Online: Eyewitness Account of Einsatz Executions (1942)

Monday, Dec. 10: World War II: The Cold War and the End of Empire
Traditions: Chap. 36, New Conflagrations: World War II and the Cold War, pp. 853-861
QUIZ ON CHAPTER 36 (Middle of class)
Shaping: Harry S. Truman, The Truman Doctrine, pp. 388-390

Wednesday, Dec. 12: The End of Empire
Traditions: Chap. 37, The End of Empire, pp. 865-888
Shaping: Patrice Lumumba, From Congo My Country, pp. 378-381
Online: Letter Exchange between President Johnson and Ho Chi Minh

Friday, Dec. 14: Where Are We Now?
Traditions: Chapter 38, A World without Borders, pp. 891-921
Shaping: Amartya Sen, A World Not Neatly Divided, pp. 420-422
Capitalism: Chapter 5, Has Capitalism Gone Global? pp. 82-103

What Do We Mean by “Modern”?

Welcome! I hope you all are enjoying the last few weeks of summer. I wanted to let you know about a few items before we meet on Monday, August 27, at 3:40 pm in Whitehead 517.

1) Please download the course syllabus here and review it before the first class. We will go over it together, but it would be good to look it over beforehand.

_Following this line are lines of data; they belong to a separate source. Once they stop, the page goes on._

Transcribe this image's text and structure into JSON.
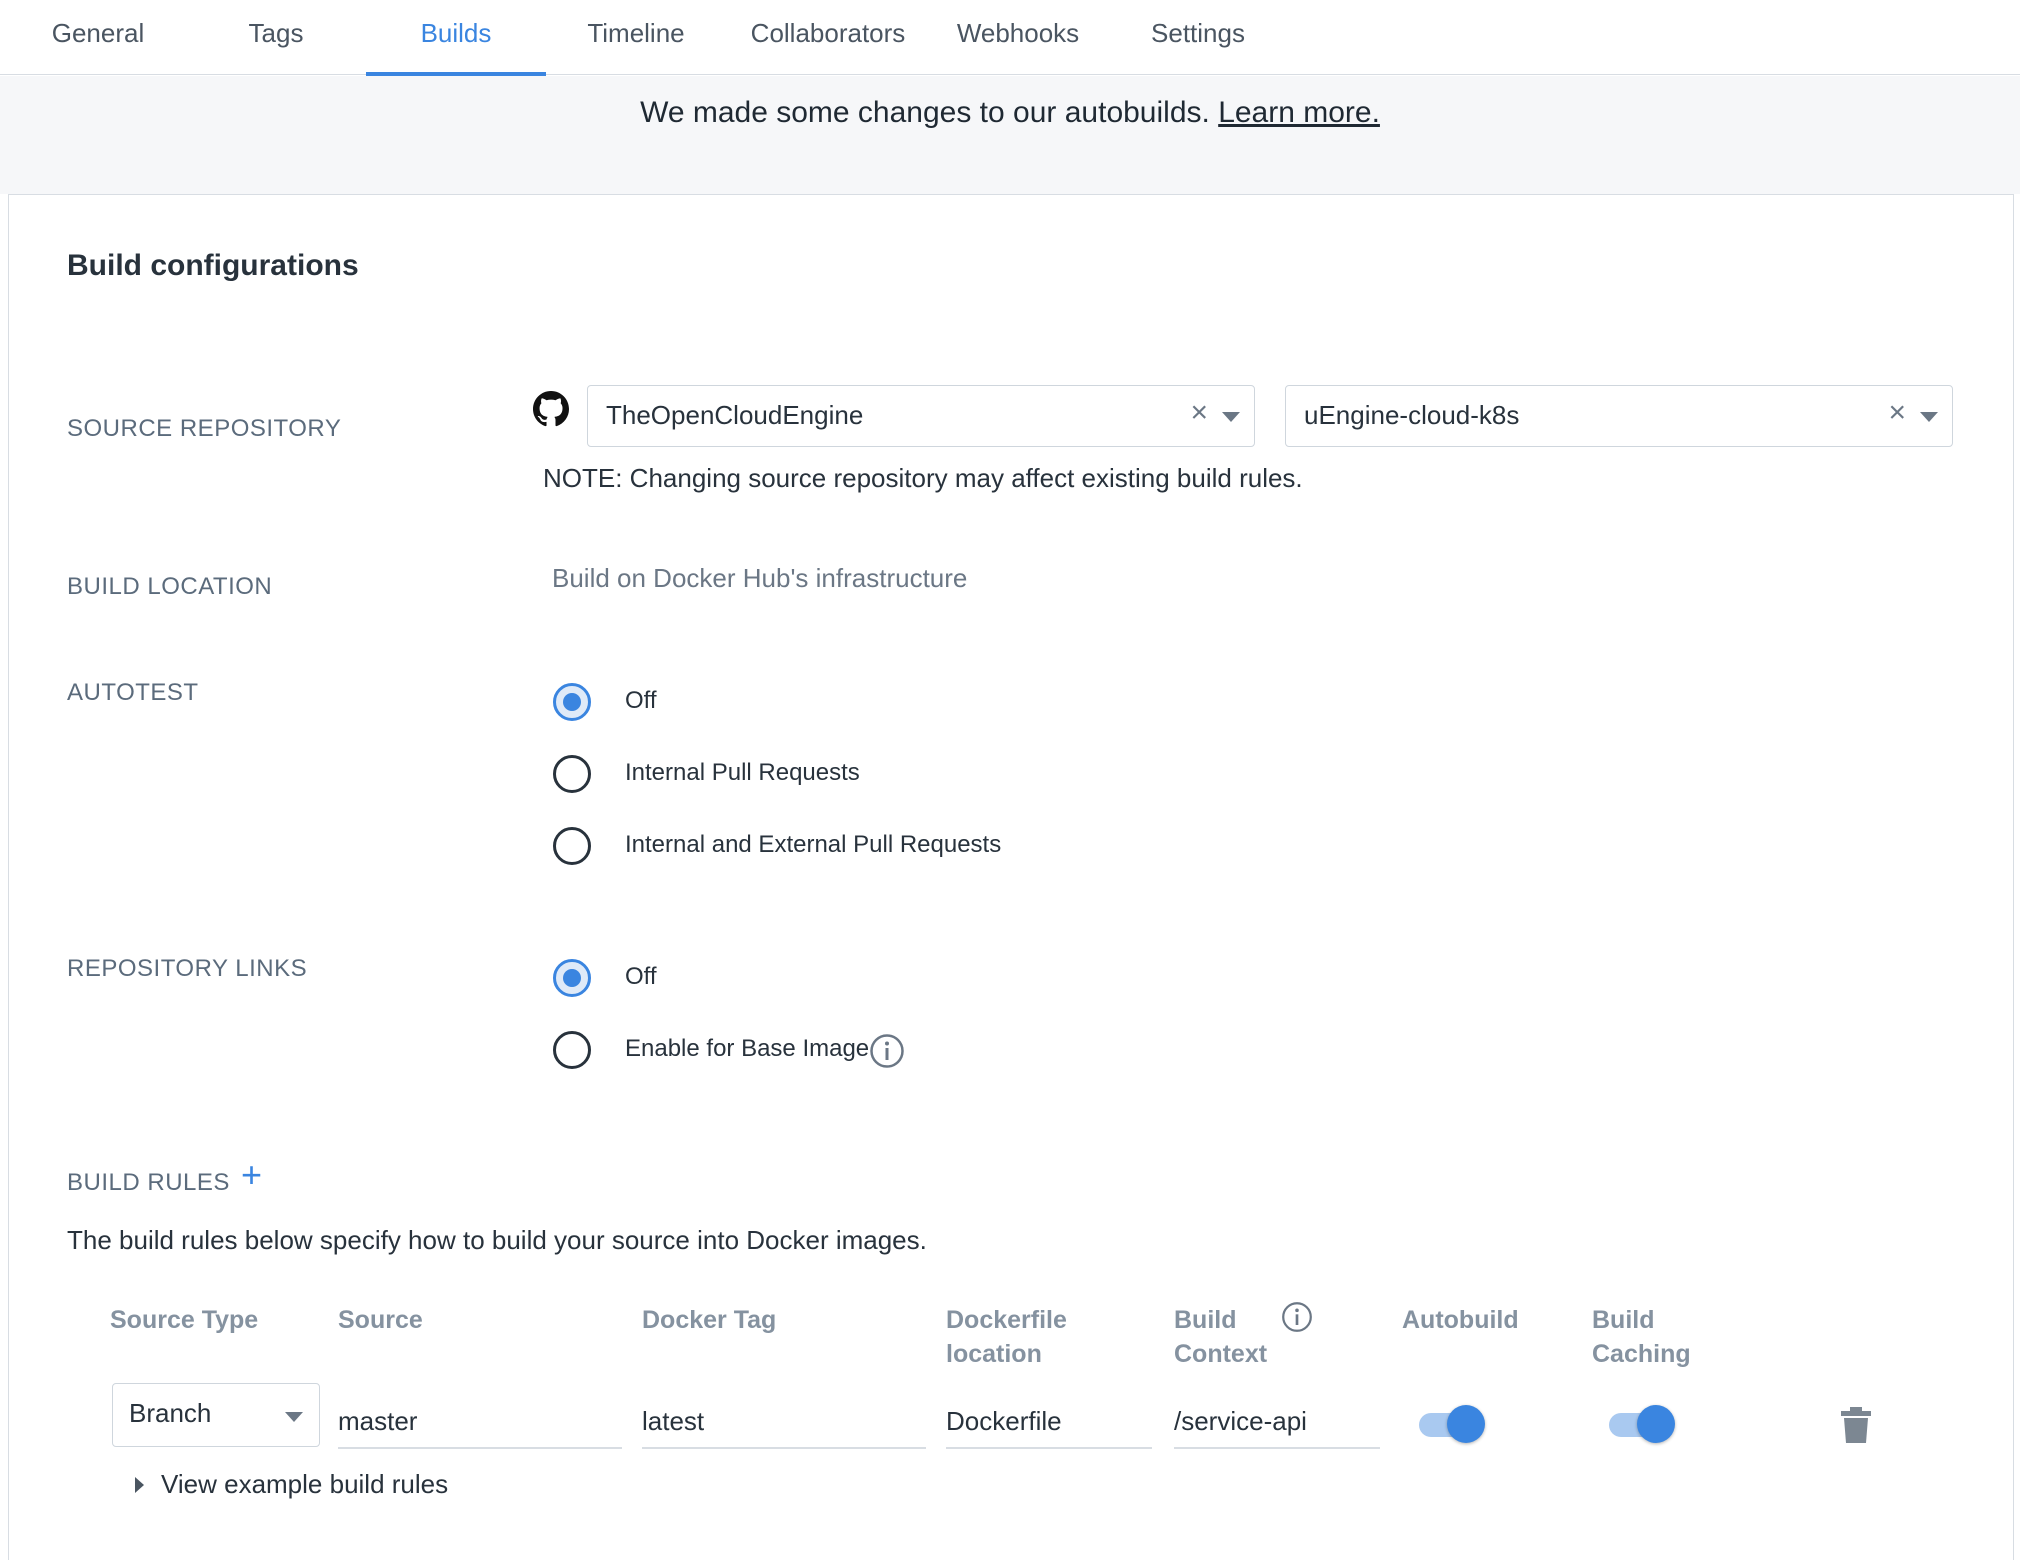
{
  "tabs": [
    {
      "label": "General"
    },
    {
      "label": "Tags"
    },
    {
      "label": "Builds",
      "active": true
    },
    {
      "label": "Timeline"
    },
    {
      "label": "Collaborators"
    },
    {
      "label": "Webhooks"
    },
    {
      "label": "Settings"
    }
  ],
  "banner": {
    "text": "We made some changes to our autobuilds.",
    "link": "Learn more."
  },
  "card": {
    "title": "Build configurations"
  },
  "source_repository": {
    "label": "SOURCE REPOSITORY",
    "organization": "TheOpenCloudEngine",
    "repository": "uEngine-cloud-k8s",
    "note": "NOTE: Changing source repository may affect existing build rules."
  },
  "build_location": {
    "label": "BUILD LOCATION",
    "value": "Build on Docker Hub's infrastructure"
  },
  "autotest": {
    "label": "AUTOTEST",
    "options": [
      {
        "label": "Off",
        "checked": true
      },
      {
        "label": "Internal Pull Requests",
        "checked": false
      },
      {
        "label": "Internal and External Pull Requests",
        "checked": false
      }
    ]
  },
  "repository_links": {
    "label": "REPOSITORY LINKS",
    "options": [
      {
        "label": "Off",
        "checked": true
      },
      {
        "label": "Enable for Base Image",
        "checked": false
      }
    ]
  },
  "build_rules": {
    "label": "BUILD RULES",
    "description": "The build rules below specify how to build your source into Docker images.",
    "headers": {
      "source_type": "Source Type",
      "source": "Source",
      "docker_tag": "Docker Tag",
      "dockerfile_location_1": "Dockerfile",
      "dockerfile_location_2": "location",
      "build_context_1": "Build",
      "build_context_2": "Context",
      "autobuild": "Autobuild",
      "build_caching_1": "Build",
      "build_caching_2": "Caching"
    },
    "rows": [
      {
        "source_type": "Branch",
        "source": "master",
        "docker_tag": "latest",
        "dockerfile_location": "Dockerfile",
        "build_context": "/service-api",
        "autobuild": true,
        "build_caching": true
      }
    ],
    "view_examples": "View example build rules"
  },
  "colors": {
    "accent": "#3a85e0",
    "text": "#28323c",
    "muted": "#5b6b7c"
  },
  "icons": {
    "github": "github-icon",
    "clear": "close-icon",
    "caret": "caret-down-icon",
    "info": "info-icon",
    "add": "plus-icon",
    "delete": "trash-icon",
    "expand": "caret-right-icon"
  }
}
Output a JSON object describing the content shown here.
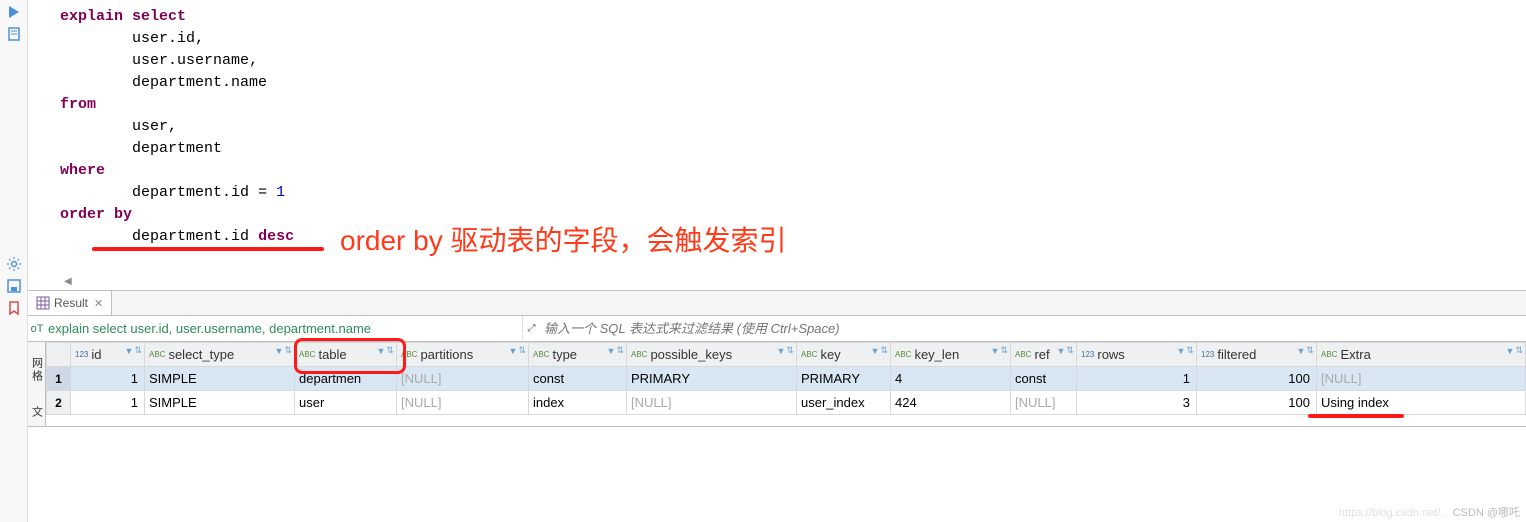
{
  "sql": {
    "lines": [
      {
        "indent": 0,
        "tokens": [
          {
            "t": "explain",
            "c": "kw"
          },
          {
            "t": " ",
            "c": "plain"
          },
          {
            "t": "select",
            "c": "kw"
          }
        ]
      },
      {
        "indent": 2,
        "tokens": [
          {
            "t": "user",
            "c": "plain"
          },
          {
            "t": ".",
            "c": "punct"
          },
          {
            "t": "id",
            "c": "plain"
          },
          {
            "t": ",",
            "c": "punct"
          }
        ]
      },
      {
        "indent": 2,
        "tokens": [
          {
            "t": "user",
            "c": "plain"
          },
          {
            "t": ".",
            "c": "punct"
          },
          {
            "t": "username",
            "c": "plain"
          },
          {
            "t": ",",
            "c": "punct"
          }
        ]
      },
      {
        "indent": 2,
        "tokens": [
          {
            "t": "department",
            "c": "plain"
          },
          {
            "t": ".",
            "c": "punct"
          },
          {
            "t": "name",
            "c": "plain"
          }
        ]
      },
      {
        "indent": 0,
        "tokens": [
          {
            "t": "from",
            "c": "kw"
          }
        ]
      },
      {
        "indent": 2,
        "tokens": [
          {
            "t": "user",
            "c": "plain"
          },
          {
            "t": ",",
            "c": "punct"
          }
        ]
      },
      {
        "indent": 2,
        "tokens": [
          {
            "t": "department",
            "c": "plain"
          }
        ]
      },
      {
        "indent": 0,
        "tokens": [
          {
            "t": "where",
            "c": "kw"
          }
        ]
      },
      {
        "indent": 2,
        "tokens": [
          {
            "t": "department",
            "c": "plain"
          },
          {
            "t": ".",
            "c": "punct"
          },
          {
            "t": "id",
            "c": "plain"
          },
          {
            "t": " = ",
            "c": "plain"
          },
          {
            "t": "1",
            "c": "num"
          }
        ]
      },
      {
        "indent": 0,
        "tokens": [
          {
            "t": "order",
            "c": "kw"
          },
          {
            "t": " ",
            "c": "plain"
          },
          {
            "t": "by",
            "c": "kw"
          }
        ]
      },
      {
        "indent": 2,
        "tokens": [
          {
            "t": "department",
            "c": "plain"
          },
          {
            "t": ".",
            "c": "punct"
          },
          {
            "t": "id",
            "c": "plain"
          },
          {
            "t": " ",
            "c": "plain"
          },
          {
            "t": "desc",
            "c": "kw"
          }
        ]
      }
    ]
  },
  "annotation": "order by 驱动表的字段，会触发索引",
  "result_tab_label": "Result",
  "filter": {
    "sql_summary": "explain select user.id, user.username, department.name",
    "placeholder": "输入一个 SQL 表达式来过滤结果 (使用 Ctrl+Space)"
  },
  "side_tabs": {
    "top": "网格",
    "bottom": "文"
  },
  "columns": [
    {
      "key": "id",
      "label": "id",
      "icn": "123"
    },
    {
      "key": "select_type",
      "label": "select_type",
      "icn": "ABC"
    },
    {
      "key": "table",
      "label": "table",
      "icn": "ABC"
    },
    {
      "key": "partitions",
      "label": "partitions",
      "icn": "ABC"
    },
    {
      "key": "type",
      "label": "type",
      "icn": "ABC"
    },
    {
      "key": "possible_keys",
      "label": "possible_keys",
      "icn": "ABC"
    },
    {
      "key": "key",
      "label": "key",
      "icn": "ABC"
    },
    {
      "key": "key_len",
      "label": "key_len",
      "icn": "ABC"
    },
    {
      "key": "ref",
      "label": "ref",
      "icn": "ABC"
    },
    {
      "key": "rows",
      "label": "rows",
      "icn": "123"
    },
    {
      "key": "filtered",
      "label": "filtered",
      "icn": "123"
    },
    {
      "key": "Extra",
      "label": "Extra",
      "icn": "ABC"
    }
  ],
  "rows": [
    {
      "n": "1",
      "id": "1",
      "select_type": "SIMPLE",
      "table": "departmen",
      "partitions": "[NULL]",
      "type": "const",
      "possible_keys": "PRIMARY",
      "key": "PRIMARY",
      "key_len": "4",
      "ref": "const",
      "rows": "1",
      "filtered": "100",
      "Extra": "[NULL]",
      "selected": true
    },
    {
      "n": "2",
      "id": "1",
      "select_type": "SIMPLE",
      "table": "user",
      "partitions": "[NULL]",
      "type": "index",
      "possible_keys": "[NULL]",
      "key": "user_index",
      "key_len": "424",
      "ref": "[NULL]",
      "rows": "3",
      "filtered": "100",
      "Extra": "Using index",
      "selected": false
    }
  ],
  "watermark": {
    "faint": "https://blog.csdn.net/...",
    "main": "CSDN @哪吒"
  }
}
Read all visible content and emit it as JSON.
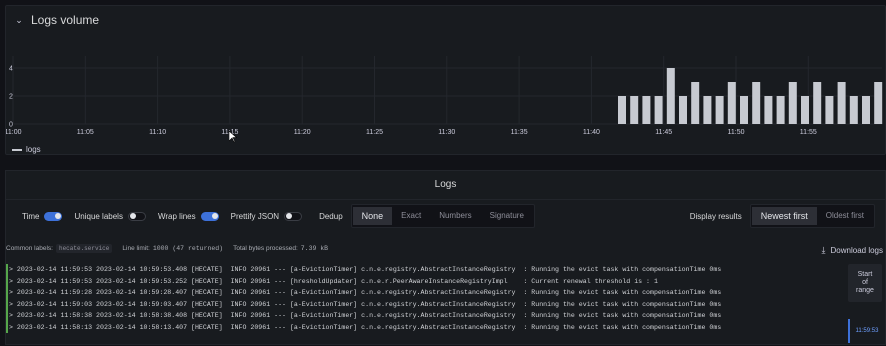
{
  "logs_volume": {
    "title": "Logs volume",
    "legend_label": "logs",
    "chart_data": {
      "type": "bar",
      "title": "Logs volume",
      "xlabel": "",
      "ylabel": "",
      "x_tick_labels": [
        "11:00",
        "11:05",
        "11:10",
        "11:15",
        "11:20",
        "11:25",
        "11:30",
        "11:35",
        "11:40",
        "11:45",
        "11:50",
        "11:55"
      ],
      "y_tick_labels": [
        "0",
        "2",
        "4"
      ],
      "ylim": [
        0,
        4.5
      ],
      "series": [
        {
          "name": "logs",
          "color": "#c7cad1",
          "values": [
            2,
            2,
            2,
            2,
            4,
            2,
            3,
            2,
            2,
            3,
            2,
            3,
            2,
            2,
            3,
            2,
            3,
            2,
            3,
            2,
            2,
            3
          ]
        }
      ],
      "legend_placement": "bottom-left",
      "grid": true
    }
  },
  "logs_panel": {
    "title": "Logs",
    "controls": {
      "time_label": "Time",
      "time_on": true,
      "unique_labels_label": "Unique labels",
      "unique_labels_on": false,
      "wrap_lines_label": "Wrap lines",
      "wrap_lines_on": true,
      "prettify_json_label": "Prettify JSON",
      "prettify_json_on": false,
      "dedup_label": "Dedup",
      "dedup_options": [
        "None",
        "Exact",
        "Numbers",
        "Signature"
      ],
      "dedup_selected": "None",
      "display_results_label": "Display results",
      "display_results_options": [
        "Newest first",
        "Oldest first"
      ],
      "display_results_selected": "Newest first"
    },
    "meta": {
      "common_labels_label": "Common labels:",
      "common_labels_value": "hecate.service",
      "line_limit_label": "Line limit:",
      "line_limit_value": "1000 (47 returned)",
      "bytes_label": "Total bytes processed:",
      "bytes_value": "7.39 kB"
    },
    "download_label": "Download logs",
    "rows": [
      "> 2023-02-14 11:59:53 2023-02-14 10:59:53.408 [HECATE]  INFO 20961 --- [a-EvictionTimer] c.n.e.registry.AbstractInstanceRegistry  : Running the evict task with compensationTime 0ms",
      "> 2023-02-14 11:59:53 2023-02-14 10:59:53.252 [HECATE]  INFO 20961 --- [hresholdUpdater] c.n.e.r.PeerAwareInstanceRegistryImpl    : Current renewal threshold is : 1",
      "> 2023-02-14 11:59:28 2023-02-14 10:59:28.407 [HECATE]  INFO 20961 --- [a-EvictionTimer] c.n.e.registry.AbstractInstanceRegistry  : Running the evict task with compensationTime 0ms",
      "> 2023-02-14 11:59:03 2023-02-14 10:59:03.407 [HECATE]  INFO 20961 --- [a-EvictionTimer] c.n.e.registry.AbstractInstanceRegistry  : Running the evict task with compensationTime 0ms",
      "> 2023-02-14 11:58:38 2023-02-14 10:58:38.408 [HECATE]  INFO 20961 --- [a-EvictionTimer] c.n.e.registry.AbstractInstanceRegistry  : Running the evict task with compensationTime 0ms",
      "> 2023-02-14 11:58:13 2023-02-14 10:58:13.407 [HECATE]  INFO 20961 --- [a-EvictionTimer] c.n.e.registry.AbstractInstanceRegistry  : Running the evict task with compensationTime 0ms"
    ],
    "side": {
      "start_of_range_lines": [
        "Start",
        "of",
        "range"
      ],
      "time_marker": "11:59:53"
    }
  }
}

2) There are three books required for this class, which will are available at the Brooklyn College bookstore (you can also click on the Bentley and the Fulcher to go to the Amazon page for each; the current edition of Shaping of the Modern World is not available on Amazon):

3) Lastly, you also have a very brief assignment for the first class. (No worries–it doesn’t require any reading!) Using the “Leave a Comment” function below, respond to the following questions:

This course is called “Shaping of the Modern World.” But do we even know the word “modern” means? What does it mean to say that a society or a nation is not modern (i.e. “backward”)? Who or what determines what is and what is not modern? And is there something distinctively “Western” about the idea of “modernity”?

Everyone in the course is required to provide an answer of at least a paragraph. Ideally, you should follow the guidelines for posting on the course website, which you find here, or on pages five and six of the syllabus.